Teeming with Mayan ruins, poisonous snakes, missionaries and anthropologists, the Lacandon rain forest, largest in the hemisphere north of the Amazon, stretches across southern Mexico and into Guatemala. It is home to 400 Lacandon Indians, heirs to the lowland Maya civilization that dominated the Yucatan Peninsula and Central America 12 centuries ago.
The forest is being devoured now by bulldozers, lumberjacks, land-hungry farmers and ranchers. But long before the last trees are felled, the Lacandon Indians will have joined the sad recessional that marks the extinction of primitive tribes. Already, as Robert Bruce notes in the introductory chapter of this book, there are more publications about the Lacandon than there are Lacandon.
Bruce, an anthropologist and linguist, has studied the Lacandon since 1956, lived with them, learned their language, and is, he believes, the only outsider ever to participate in their most sacred rite. It is Bruce's controversial argument that the Lacandon, whose primitive lives are based on hunting and slash-and-burn agriculture, are the direct cultural descendents of the advanced Mayans whose architectural and artistic genius can be seen at monumental ruins like Tikal, Copan, Chichen Itza and Palenque.
But "The Last Lords of Palenque" is no academic treatise. Bruce provides the necessary background on the Lacandon, then turns the book over to Victor Perera. Perera is a mosaic of cultural experiences more complex than the Lacandon themselves: a Sephardic Jew, born in Guatamala where his father ran a department store, raised by Indian servant women. As a boy, he saw five bewildered Lacandon Indians who had been spirited out of the jungles to be exhibited like monkeys at a national fair. He was educated in the United States, has roamed the world as a journalist, and lives and teaches in California. At times, he sounds like a Californian out of a comic strip: Save the whales, save the trees, open your head, get in touch with your body, trace your roots. But his background and interests form a sensitivity poised to vibrate like a tuning fork in the presence of an ancient people under cultural and ecological siege just a few hundred miles from his birthplace.
It could have led to a maudlin work, beseeching us to shed abstract tears for a romanticized race of noble savages. But there is nothing abstract, nor romanticized, about these Lacandon. Through Perera, we come to know an amazing variety of human responses to a society's final crisis. Perera converses with drunks and charlatans, craftsmen and fallen women, irrepressible children and ancient storytellers. We also meet the outriders of the forces that are destroying the Lacandon -- the self-assured missionaries whose individualistic preachments corrode Lacandon solidarity; the mahogany loggers destroying the Lacandon habitat. They are not villains, only somewhat limited humans proceeding according to their own lights, or just following orders.
Perera reacts to them all. The Lacandon women arouse him and he tosses in his hammock with sensual dreams, remembering the musk of the Indian women who cared for him as a child. He drinks the ceremonial balche' with the men, trades lascivious jokes with them and weaves unsteadily back to his hut.

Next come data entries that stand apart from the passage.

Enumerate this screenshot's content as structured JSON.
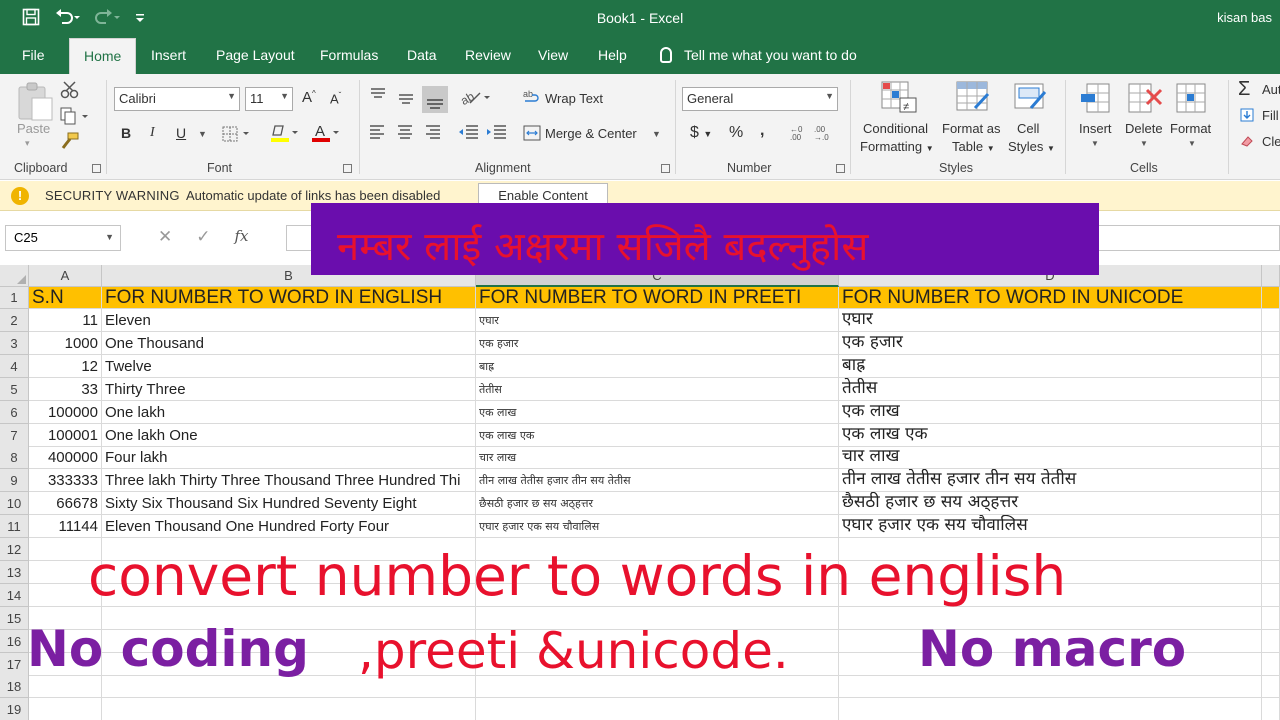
{
  "window": {
    "title": "Book1  -  Excel",
    "user": "kisan bas"
  },
  "qat": {
    "save_icon": "save-icon",
    "undo_icon": "undo-icon",
    "redo_icon": "redo-icon",
    "customize_icon": "customize-icon"
  },
  "tabs": [
    "File",
    "Home",
    "Insert",
    "Page Layout",
    "Formulas",
    "Data",
    "Review",
    "View",
    "Help"
  ],
  "tellme": "Tell me what you want to do",
  "ribbon": {
    "clipboard": {
      "paste": "Paste",
      "label": "Clipboard"
    },
    "font": {
      "name": "Calibri",
      "size": "11",
      "bold": "B",
      "italic": "I",
      "underline": "U",
      "grow": "A",
      "shrink": "A",
      "color_a": "A",
      "label": "Font"
    },
    "alignment": {
      "wrap": "Wrap Text",
      "merge": "Merge & Center",
      "label": "Alignment"
    },
    "number": {
      "format": "General",
      "currency": "$",
      "percent": "%",
      "comma": "੹",
      "label": "Number"
    },
    "styles": {
      "conditional": "Conditional",
      "formatting": "Formatting",
      "format_as": "Format as",
      "table": "Table",
      "cell": "Cell",
      "styles_btn": "Styles",
      "label": "Styles"
    },
    "cells": {
      "insert": "Insert",
      "delete": "Delete",
      "format": "Format",
      "label": "Cells"
    },
    "editing": {
      "autosum": "Aut",
      "fill": "Fill",
      "clear": "Cle"
    }
  },
  "security": {
    "title": "SECURITY WARNING",
    "message": "Automatic update of links has been disabled",
    "button": "Enable Content"
  },
  "formula_bar": {
    "name_box": "C25",
    "fx": "fx"
  },
  "banner": {
    "text": "नम्बर लाई अक्षरमा  सजिलै बदल्नुहोस"
  },
  "columns": [
    "A",
    "B",
    "C",
    "D"
  ],
  "rows": [
    "1",
    "2",
    "3",
    "4",
    "5",
    "6",
    "7",
    "8",
    "9",
    "10",
    "11",
    "12",
    "13",
    "14",
    "15",
    "16",
    "17",
    "18",
    "19"
  ],
  "headers": {
    "a": "S.N",
    "b": "FOR NUMBER TO WORD IN ENGLISH",
    "c": "FOR NUMBER TO WORD IN PREETI",
    "d": "FOR NUMBER TO WORD IN UNICODE"
  },
  "data": [
    {
      "sn": "11",
      "english": "Eleven",
      "preeti": "एघार",
      "unicode": "एघार"
    },
    {
      "sn": "1000",
      "english": "One Thousand",
      "preeti": "एक हजार",
      "unicode": "एक हजार"
    },
    {
      "sn": "12",
      "english": "Twelve",
      "preeti": "बाह्र",
      "unicode": "बाह्र"
    },
    {
      "sn": "33",
      "english": "Thirty Three",
      "preeti": "तेतीस",
      "unicode": "तेतीस"
    },
    {
      "sn": "100000",
      "english": "One lakh",
      "preeti": "एक लाख",
      "unicode": "एक लाख"
    },
    {
      "sn": "100001",
      "english": "One lakh One",
      "preeti": "एक लाख एक",
      "unicode": "एक लाख एक"
    },
    {
      "sn": "400000",
      "english": "Four lakh",
      "preeti": "चार लाख",
      "unicode": "चार लाख"
    },
    {
      "sn": "333333",
      "english": "Three lakh Thirty Three Thousand Three Hundred Thi",
      "preeti": "तीन लाख तेतीस हजार तीन सय तेतीस",
      "unicode": "तीन लाख तेतीस हजार तीन सय तेतीस"
    },
    {
      "sn": "66678",
      "english": "Sixty Six Thousand Six Hundred Seventy Eight",
      "preeti": "छैसठी हजार छ सय अठ्हत्तर",
      "unicode": "छैसठी हजार छ सय अठ्हत्तर"
    },
    {
      "sn": "11144",
      "english": "Eleven Thousand One Hundred Forty Four",
      "preeti": "एघार हजार एक सय चौवालिस",
      "unicode": "एघार हजार एक सय चौवालिस"
    }
  ],
  "overlay": {
    "line1": "convert number to words in english",
    "line2a": "No coding",
    "line2b": ",preeti &unicode.",
    "line2c": "No macro"
  },
  "colors": {
    "excel_green": "#217346",
    "header_fill": "#ffc000",
    "banner_bg": "#6a0dad",
    "red_text": "#e8112d",
    "purple_text": "#7b1fa2"
  }
}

He harvests corn in the milpas carved from the jungle with machete and torch. He brings back gifts -- .22 ammunition, pocket knives, Bic lighters. He gossips with the Lacandon, and learns enough about their tangle of marriages, separations and spats to people a television soap opera. He tells loggers that cutting the forest could make the polar ice caps melt and they look at him with the bored expression of bureaucrats who've heard it all before.
Most of all, he listens to Chan K'in of Naha', the t'o'ohil, religious and civic leader of the northern Lacandon. Chan K'in is the center of the book, as he is of his community, the inexhaustible repository of the Lacandon myths and fables, the interpreter of dreams. Mayan material culture may have been lost, but its spiritual and mystical richness lives on in Chan K'in. In his eighties, he still works his milpa, and the youngest of his three wives still bears him children.
Perera visited the Lacandon three times during the two years of the loggers' final assault on the forest around their community. His is a unique and respectful portrait of a proud people on the edge of the abyss, and of an ancient culture suddenly exposed to all the paraphernalia of Western civilization -- airplanes, radios, jeeps, foreign film crews.
There is a deterministic view that the impersonal and inevitable spread of technology dooms such a culture. But the Lacandon show that technology is not the problem. They can borrow a new technology and adapt it to their culture. But they cannot adapt to the destruction of their forest. It is not the Bic lighter that dooms the Lacandon, but the determination of others to exploit their land.